▶ WHAT YOU ARE ASKED TO DO: Would you copy out each line of the records below that includes the word "Average"?

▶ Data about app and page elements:
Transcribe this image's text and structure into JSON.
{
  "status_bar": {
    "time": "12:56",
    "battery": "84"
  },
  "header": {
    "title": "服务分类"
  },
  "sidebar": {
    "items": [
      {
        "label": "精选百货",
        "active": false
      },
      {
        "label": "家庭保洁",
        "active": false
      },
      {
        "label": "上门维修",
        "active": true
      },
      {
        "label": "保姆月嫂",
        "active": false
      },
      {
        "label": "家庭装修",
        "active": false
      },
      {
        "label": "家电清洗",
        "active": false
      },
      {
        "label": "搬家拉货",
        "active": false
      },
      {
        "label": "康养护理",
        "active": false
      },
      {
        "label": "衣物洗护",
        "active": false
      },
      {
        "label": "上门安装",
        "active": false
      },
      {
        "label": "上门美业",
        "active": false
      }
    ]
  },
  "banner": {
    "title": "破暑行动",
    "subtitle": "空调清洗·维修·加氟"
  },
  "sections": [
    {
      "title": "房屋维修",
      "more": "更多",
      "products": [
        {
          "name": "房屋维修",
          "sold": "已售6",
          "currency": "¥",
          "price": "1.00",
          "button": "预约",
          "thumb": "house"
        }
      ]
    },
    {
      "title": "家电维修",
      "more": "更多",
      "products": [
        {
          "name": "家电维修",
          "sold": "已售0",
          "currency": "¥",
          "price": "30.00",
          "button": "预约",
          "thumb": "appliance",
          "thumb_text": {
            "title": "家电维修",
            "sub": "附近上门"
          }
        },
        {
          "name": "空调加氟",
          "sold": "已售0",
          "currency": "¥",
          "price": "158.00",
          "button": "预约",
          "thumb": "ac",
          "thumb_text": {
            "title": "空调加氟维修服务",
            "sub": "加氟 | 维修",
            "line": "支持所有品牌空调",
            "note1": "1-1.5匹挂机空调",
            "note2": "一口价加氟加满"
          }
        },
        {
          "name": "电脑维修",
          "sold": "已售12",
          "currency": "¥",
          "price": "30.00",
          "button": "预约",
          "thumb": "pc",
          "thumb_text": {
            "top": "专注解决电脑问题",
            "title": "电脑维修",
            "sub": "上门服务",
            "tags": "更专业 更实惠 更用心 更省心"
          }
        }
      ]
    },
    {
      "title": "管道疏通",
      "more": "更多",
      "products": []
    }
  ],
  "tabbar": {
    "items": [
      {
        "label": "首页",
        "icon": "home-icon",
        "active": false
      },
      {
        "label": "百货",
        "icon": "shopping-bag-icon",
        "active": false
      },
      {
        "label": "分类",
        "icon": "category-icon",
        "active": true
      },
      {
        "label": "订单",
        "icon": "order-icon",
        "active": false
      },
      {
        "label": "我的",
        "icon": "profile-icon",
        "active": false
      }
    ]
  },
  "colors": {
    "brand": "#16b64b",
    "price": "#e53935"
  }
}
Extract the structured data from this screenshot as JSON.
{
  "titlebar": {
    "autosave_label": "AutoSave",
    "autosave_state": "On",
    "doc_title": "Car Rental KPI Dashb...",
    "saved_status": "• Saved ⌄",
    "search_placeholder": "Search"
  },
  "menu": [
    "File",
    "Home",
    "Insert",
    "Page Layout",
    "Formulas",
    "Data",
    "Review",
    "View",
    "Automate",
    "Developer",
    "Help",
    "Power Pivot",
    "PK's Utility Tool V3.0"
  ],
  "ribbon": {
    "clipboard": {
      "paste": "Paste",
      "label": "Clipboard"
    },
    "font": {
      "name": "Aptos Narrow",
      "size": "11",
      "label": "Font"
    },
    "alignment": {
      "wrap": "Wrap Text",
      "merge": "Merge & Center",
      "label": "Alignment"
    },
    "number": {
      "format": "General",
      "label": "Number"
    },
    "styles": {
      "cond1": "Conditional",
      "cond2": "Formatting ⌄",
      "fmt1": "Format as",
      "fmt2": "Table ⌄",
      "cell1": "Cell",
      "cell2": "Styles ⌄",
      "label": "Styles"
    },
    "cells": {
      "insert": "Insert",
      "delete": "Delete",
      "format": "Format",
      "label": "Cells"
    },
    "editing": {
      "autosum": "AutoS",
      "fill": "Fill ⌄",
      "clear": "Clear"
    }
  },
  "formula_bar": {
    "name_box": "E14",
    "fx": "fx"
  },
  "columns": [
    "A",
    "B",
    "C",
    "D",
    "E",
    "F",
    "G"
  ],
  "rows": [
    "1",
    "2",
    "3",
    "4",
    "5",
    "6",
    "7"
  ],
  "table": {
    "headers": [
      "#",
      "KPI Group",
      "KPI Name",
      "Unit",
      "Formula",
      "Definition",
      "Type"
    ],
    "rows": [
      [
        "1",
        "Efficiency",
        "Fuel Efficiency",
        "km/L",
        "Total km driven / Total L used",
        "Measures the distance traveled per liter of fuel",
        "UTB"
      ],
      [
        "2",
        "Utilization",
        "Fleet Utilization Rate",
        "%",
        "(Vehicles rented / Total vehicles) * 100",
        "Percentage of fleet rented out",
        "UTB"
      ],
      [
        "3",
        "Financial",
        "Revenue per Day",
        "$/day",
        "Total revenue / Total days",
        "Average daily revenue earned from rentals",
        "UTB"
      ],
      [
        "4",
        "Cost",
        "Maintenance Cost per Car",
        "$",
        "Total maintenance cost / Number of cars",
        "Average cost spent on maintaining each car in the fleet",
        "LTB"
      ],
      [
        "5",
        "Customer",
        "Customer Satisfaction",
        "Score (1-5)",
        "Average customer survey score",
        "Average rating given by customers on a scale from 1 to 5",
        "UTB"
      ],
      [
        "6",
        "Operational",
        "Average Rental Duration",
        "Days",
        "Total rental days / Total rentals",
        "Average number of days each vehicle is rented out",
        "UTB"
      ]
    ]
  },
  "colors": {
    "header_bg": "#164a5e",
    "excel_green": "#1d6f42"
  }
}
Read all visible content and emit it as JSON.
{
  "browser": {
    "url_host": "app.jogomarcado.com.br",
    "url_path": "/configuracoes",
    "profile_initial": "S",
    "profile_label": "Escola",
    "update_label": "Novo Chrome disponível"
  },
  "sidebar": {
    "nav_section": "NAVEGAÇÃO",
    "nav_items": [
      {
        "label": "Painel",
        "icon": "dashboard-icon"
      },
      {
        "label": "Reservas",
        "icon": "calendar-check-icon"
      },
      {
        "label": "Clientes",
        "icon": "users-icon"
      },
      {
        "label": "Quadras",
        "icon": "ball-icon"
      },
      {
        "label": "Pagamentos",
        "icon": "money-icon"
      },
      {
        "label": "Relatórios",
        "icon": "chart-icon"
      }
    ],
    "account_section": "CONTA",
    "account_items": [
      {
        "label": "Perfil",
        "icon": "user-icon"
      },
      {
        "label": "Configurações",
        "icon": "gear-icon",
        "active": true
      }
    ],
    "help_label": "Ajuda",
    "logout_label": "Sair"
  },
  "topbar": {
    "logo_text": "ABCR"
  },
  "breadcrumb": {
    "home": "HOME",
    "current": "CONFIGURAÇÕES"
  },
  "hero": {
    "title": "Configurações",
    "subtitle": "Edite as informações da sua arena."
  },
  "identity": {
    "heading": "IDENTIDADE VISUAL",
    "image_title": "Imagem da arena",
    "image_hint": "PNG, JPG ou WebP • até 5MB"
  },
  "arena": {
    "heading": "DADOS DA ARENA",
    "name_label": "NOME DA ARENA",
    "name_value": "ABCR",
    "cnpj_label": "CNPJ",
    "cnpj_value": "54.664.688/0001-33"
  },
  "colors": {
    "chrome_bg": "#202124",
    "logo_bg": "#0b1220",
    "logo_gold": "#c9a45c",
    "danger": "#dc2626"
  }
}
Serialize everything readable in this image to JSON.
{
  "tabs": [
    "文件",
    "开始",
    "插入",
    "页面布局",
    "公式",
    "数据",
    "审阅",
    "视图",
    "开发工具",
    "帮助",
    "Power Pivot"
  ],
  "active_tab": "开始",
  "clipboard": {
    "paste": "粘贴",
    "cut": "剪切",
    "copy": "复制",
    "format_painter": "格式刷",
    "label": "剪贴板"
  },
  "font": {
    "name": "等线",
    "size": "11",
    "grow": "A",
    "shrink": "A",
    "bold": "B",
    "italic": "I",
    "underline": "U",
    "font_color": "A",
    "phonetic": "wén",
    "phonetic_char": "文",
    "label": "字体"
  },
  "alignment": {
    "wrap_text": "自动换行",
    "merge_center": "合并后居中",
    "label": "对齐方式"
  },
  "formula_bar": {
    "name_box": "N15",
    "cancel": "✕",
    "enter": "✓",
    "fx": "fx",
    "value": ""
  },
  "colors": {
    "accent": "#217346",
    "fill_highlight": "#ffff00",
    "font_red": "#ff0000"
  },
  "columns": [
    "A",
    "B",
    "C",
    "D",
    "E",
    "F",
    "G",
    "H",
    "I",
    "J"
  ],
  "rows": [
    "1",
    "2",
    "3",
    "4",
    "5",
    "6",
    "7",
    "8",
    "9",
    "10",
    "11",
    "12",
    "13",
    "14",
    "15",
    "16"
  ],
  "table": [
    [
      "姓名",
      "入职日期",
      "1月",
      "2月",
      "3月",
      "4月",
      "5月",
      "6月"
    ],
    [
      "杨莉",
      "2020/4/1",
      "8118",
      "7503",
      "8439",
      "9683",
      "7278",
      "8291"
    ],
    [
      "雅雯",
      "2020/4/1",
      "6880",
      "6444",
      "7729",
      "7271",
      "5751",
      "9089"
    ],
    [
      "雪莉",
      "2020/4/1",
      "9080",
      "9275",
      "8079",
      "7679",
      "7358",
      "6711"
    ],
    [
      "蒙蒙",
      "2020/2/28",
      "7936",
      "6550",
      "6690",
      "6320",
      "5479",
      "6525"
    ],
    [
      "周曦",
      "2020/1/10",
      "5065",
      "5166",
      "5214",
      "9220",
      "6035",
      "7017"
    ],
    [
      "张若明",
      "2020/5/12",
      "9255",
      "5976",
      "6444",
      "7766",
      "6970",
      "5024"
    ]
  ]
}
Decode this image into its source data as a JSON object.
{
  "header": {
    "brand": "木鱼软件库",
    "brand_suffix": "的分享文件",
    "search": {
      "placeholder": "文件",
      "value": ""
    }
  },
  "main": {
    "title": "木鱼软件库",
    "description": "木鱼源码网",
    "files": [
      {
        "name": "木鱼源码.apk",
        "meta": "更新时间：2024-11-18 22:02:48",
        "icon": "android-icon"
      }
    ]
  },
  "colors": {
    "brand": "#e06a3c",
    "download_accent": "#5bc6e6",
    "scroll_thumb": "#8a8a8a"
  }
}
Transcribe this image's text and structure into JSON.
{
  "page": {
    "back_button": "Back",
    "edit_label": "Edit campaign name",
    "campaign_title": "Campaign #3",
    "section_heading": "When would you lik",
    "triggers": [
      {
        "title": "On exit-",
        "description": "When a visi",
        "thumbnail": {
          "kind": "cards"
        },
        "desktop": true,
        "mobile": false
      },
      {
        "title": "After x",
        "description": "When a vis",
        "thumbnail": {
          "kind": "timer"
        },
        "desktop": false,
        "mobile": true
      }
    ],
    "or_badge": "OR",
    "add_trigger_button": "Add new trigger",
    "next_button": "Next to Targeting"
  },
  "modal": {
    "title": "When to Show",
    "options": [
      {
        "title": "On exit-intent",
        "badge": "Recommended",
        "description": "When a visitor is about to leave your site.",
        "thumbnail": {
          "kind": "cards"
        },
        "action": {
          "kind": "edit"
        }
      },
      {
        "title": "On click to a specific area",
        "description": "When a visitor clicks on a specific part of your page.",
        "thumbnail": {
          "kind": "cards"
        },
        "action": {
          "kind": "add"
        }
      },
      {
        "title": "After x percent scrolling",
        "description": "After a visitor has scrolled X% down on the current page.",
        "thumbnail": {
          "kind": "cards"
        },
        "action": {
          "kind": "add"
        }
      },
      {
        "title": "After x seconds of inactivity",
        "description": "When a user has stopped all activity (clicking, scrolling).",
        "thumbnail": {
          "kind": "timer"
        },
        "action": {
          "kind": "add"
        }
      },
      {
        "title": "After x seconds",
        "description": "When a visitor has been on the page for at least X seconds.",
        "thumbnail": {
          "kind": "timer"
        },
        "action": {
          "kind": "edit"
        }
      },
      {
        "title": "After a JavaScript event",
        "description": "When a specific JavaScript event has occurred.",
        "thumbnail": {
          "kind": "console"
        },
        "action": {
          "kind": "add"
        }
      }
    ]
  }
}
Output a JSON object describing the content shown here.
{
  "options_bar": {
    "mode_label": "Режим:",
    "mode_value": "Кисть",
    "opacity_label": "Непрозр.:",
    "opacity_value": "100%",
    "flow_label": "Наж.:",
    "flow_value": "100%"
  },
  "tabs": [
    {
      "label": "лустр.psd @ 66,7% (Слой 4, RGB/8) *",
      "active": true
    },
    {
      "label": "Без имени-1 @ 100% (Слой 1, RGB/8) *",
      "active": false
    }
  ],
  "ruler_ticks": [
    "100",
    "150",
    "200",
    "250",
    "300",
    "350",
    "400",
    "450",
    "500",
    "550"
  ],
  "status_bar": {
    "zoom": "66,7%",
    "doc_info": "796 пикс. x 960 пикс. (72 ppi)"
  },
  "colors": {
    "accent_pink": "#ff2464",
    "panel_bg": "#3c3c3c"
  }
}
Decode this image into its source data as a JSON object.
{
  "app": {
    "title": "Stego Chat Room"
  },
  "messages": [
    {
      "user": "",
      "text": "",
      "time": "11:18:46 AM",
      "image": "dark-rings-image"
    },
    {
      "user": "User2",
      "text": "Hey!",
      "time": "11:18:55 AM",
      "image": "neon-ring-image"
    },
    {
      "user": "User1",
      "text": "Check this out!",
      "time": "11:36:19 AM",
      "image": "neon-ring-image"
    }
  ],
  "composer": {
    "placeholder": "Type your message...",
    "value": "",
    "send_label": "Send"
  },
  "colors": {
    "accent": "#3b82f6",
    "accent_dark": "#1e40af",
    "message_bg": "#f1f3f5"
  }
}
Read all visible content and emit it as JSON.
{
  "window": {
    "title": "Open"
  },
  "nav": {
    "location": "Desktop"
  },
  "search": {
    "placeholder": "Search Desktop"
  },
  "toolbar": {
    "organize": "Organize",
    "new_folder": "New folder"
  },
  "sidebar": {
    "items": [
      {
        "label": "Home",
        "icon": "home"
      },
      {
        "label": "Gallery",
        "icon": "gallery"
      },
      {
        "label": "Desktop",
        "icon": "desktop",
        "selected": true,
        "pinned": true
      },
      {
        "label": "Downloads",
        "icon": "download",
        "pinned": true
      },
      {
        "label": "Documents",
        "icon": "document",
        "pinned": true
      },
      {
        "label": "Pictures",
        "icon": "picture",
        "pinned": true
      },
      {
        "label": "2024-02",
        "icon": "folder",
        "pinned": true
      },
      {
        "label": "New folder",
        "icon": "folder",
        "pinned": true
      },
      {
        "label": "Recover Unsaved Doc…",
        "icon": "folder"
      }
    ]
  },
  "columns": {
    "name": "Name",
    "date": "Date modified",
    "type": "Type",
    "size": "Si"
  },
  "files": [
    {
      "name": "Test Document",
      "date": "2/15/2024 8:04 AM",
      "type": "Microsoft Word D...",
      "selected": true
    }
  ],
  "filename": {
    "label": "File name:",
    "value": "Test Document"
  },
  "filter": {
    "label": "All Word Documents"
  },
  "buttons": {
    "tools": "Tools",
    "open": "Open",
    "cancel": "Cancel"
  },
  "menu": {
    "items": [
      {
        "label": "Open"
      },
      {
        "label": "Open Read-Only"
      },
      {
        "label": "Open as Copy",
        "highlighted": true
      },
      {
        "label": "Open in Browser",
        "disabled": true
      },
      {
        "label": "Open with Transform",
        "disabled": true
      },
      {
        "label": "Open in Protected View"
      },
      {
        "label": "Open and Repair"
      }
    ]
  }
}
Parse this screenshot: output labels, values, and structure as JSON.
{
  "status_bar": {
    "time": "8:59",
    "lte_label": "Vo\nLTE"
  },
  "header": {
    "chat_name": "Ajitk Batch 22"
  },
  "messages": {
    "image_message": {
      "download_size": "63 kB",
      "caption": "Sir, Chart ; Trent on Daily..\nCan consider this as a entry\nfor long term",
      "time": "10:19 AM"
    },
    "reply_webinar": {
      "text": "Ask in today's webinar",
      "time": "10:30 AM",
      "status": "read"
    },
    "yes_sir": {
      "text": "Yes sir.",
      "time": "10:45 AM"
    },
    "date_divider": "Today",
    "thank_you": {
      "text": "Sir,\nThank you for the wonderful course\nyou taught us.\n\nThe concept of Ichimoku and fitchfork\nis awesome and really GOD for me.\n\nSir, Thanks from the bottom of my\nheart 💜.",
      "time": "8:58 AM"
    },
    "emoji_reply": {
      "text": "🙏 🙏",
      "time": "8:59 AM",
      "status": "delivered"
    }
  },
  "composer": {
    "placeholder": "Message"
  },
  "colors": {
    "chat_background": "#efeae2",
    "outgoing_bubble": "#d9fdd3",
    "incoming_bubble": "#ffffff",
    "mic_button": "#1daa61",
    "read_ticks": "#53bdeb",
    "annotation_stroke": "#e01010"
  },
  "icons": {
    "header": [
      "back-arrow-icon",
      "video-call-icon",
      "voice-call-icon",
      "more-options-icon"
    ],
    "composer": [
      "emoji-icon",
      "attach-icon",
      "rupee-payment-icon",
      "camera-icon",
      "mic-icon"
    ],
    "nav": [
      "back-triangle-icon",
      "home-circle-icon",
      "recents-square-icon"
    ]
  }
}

▶ WRITTEN SOLUTION:
        "Average daily revenue earned from rentals",
        "Average cost spent on maintaining each car in the fleet",
        "Average customer survey score",
        "Average rating given by customers on a scale from 1 to 5",
        "Average Rental Duration",
        "Average number of days each vehicle is rented out",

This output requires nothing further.